Records contained in a dataset:

-=-=-

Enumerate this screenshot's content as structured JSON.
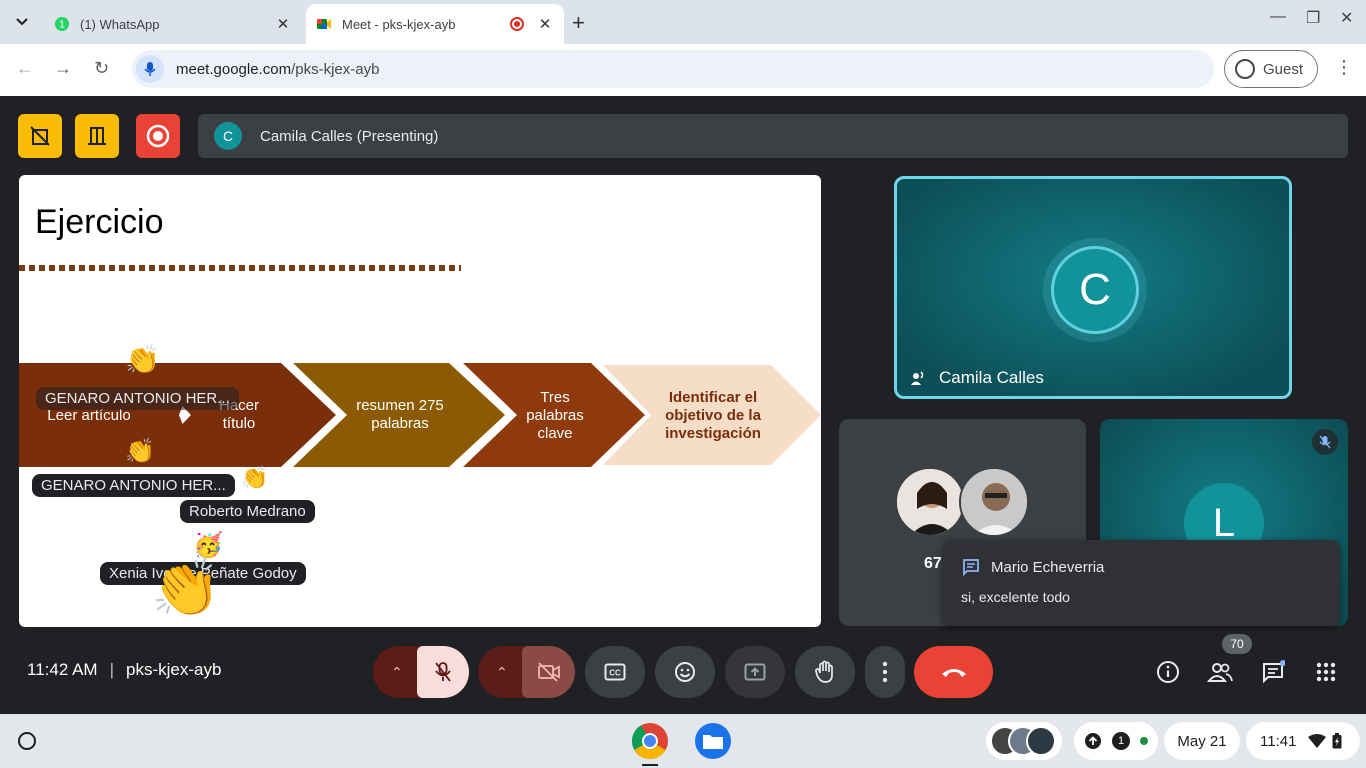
{
  "browser": {
    "tabs": [
      {
        "title": "(1) WhatsApp",
        "active": false
      },
      {
        "title": "Meet - pks-kjex-ayb",
        "active": true
      }
    ],
    "url_host": "meet.google.com",
    "url_path": "/pks-kjex-ayb",
    "profile_label": "Guest"
  },
  "meet": {
    "presenting_initial": "C",
    "presenting_label": "Camila Calles (Presenting)",
    "time": "11:42 AM",
    "code": "pks-kjex-ayb",
    "participant_count": "70",
    "accent_color": "#12939a",
    "end_call_color": "#ea4335"
  },
  "slide": {
    "title": "Ejercicio",
    "steps": [
      {
        "label": "Leer artículo"
      },
      {
        "label": "Hacer título"
      },
      {
        "label": "resumen 275 palabras"
      },
      {
        "label": "Tres palabras clave"
      },
      {
        "label": "Identificar el objetivo de la investigación"
      }
    ],
    "reactions": [
      {
        "name": "GENARO ANTONIO HER..."
      },
      {
        "name": "GENARO ANTONIO HER..."
      },
      {
        "name": "Roberto Medrano"
      },
      {
        "name": "Xenia Ivonne Peñate Godoy"
      }
    ]
  },
  "tiles": {
    "main": {
      "initial": "C",
      "name": "Camila Calles"
    },
    "group": {
      "count": "67"
    },
    "side": {
      "initial": "L"
    }
  },
  "chat": {
    "sender": "Mario Echeverria",
    "message": "si, excelente todo"
  },
  "shelf": {
    "date": "May 21",
    "time": "11:41",
    "notification_count": "1"
  }
}
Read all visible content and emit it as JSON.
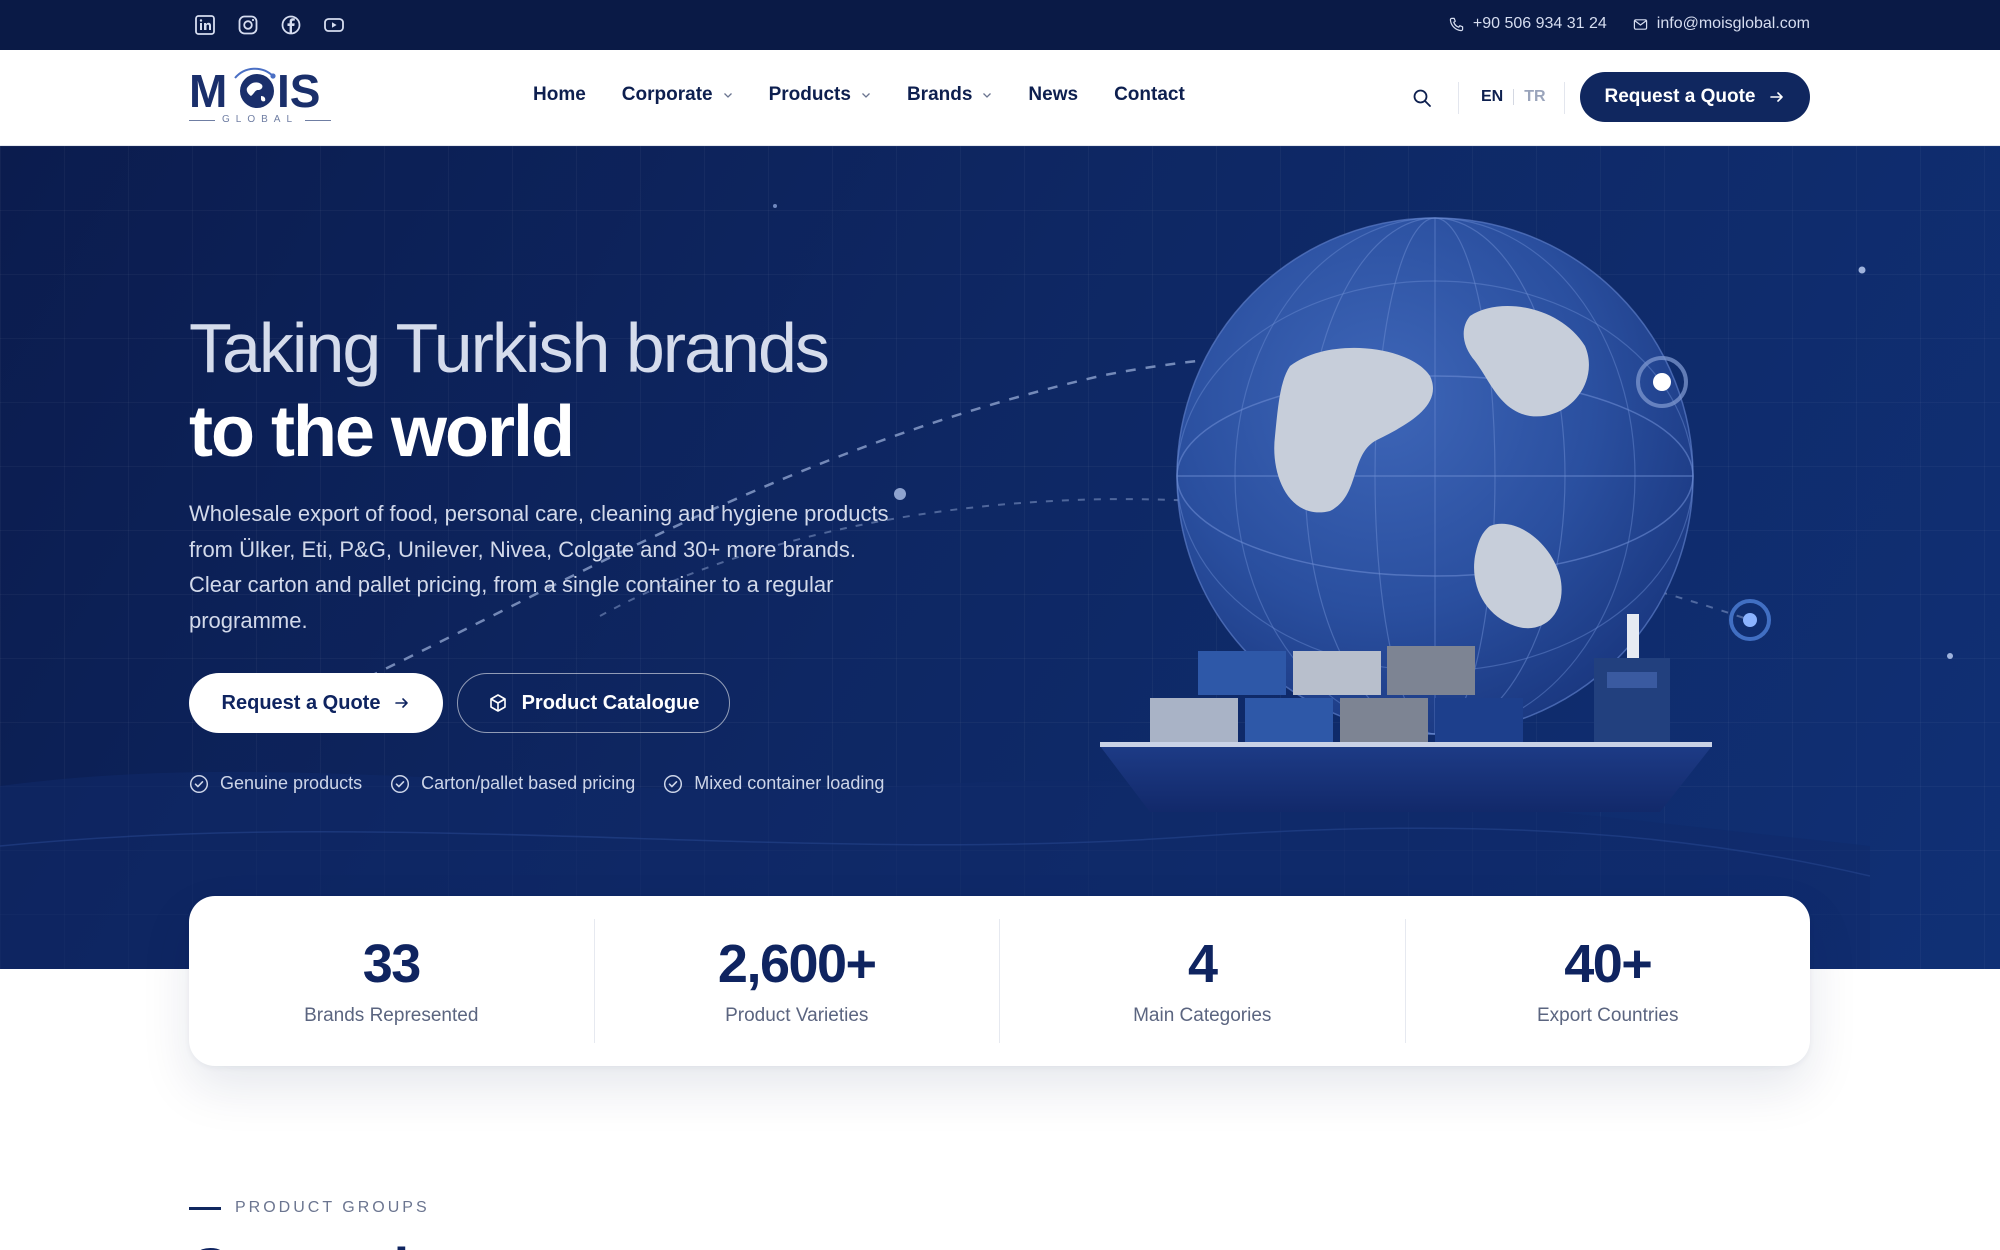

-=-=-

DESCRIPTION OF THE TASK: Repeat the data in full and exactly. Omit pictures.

WRITTEN RESPONSE:
Enumerate this screenshot's content as structured JSON.
{
  "browser": {
    "tabs": [
      {
        "title": "(1) WhatsApp",
        "active": false
      },
      {
        "title": "Meet - pks-kjex-ayb",
        "active": true
      }
    ],
    "url_host": "meet.google.com",
    "url_path": "/pks-kjex-ayb",
    "profile_label": "Guest"
  },
  "meet": {
    "presenting_initial": "C",
    "presenting_label": "Camila Calles (Presenting)",
    "time": "11:42 AM",
    "code": "pks-kjex-ayb",
    "participant_count": "70",
    "accent_color": "#12939a",
    "end_call_color": "#ea4335"
  },
  "slide": {
    "title": "Ejercicio",
    "steps": [
      {
        "label": "Leer artículo"
      },
      {
        "label": "Hacer título"
      },
      {
        "label": "resumen 275 palabras"
      },
      {
        "label": "Tres palabras clave"
      },
      {
        "label": "Identificar el objetivo de la investigación"
      }
    ],
    "reactions": [
      {
        "name": "GENARO ANTONIO HER..."
      },
      {
        "name": "GENARO ANTONIO HER..."
      },
      {
        "name": "Roberto Medrano"
      },
      {
        "name": "Xenia Ivonne Peñate Godoy"
      }
    ]
  },
  "tiles": {
    "main": {
      "initial": "C",
      "name": "Camila Calles"
    },
    "group": {
      "count": "67"
    },
    "side": {
      "initial": "L"
    }
  },
  "chat": {
    "sender": "Mario Echeverria",
    "message": "si, excelente todo"
  },
  "shelf": {
    "date": "May 21",
    "time": "11:41",
    "notification_count": "1"
  }
}
Read all visible content and emit it as JSON.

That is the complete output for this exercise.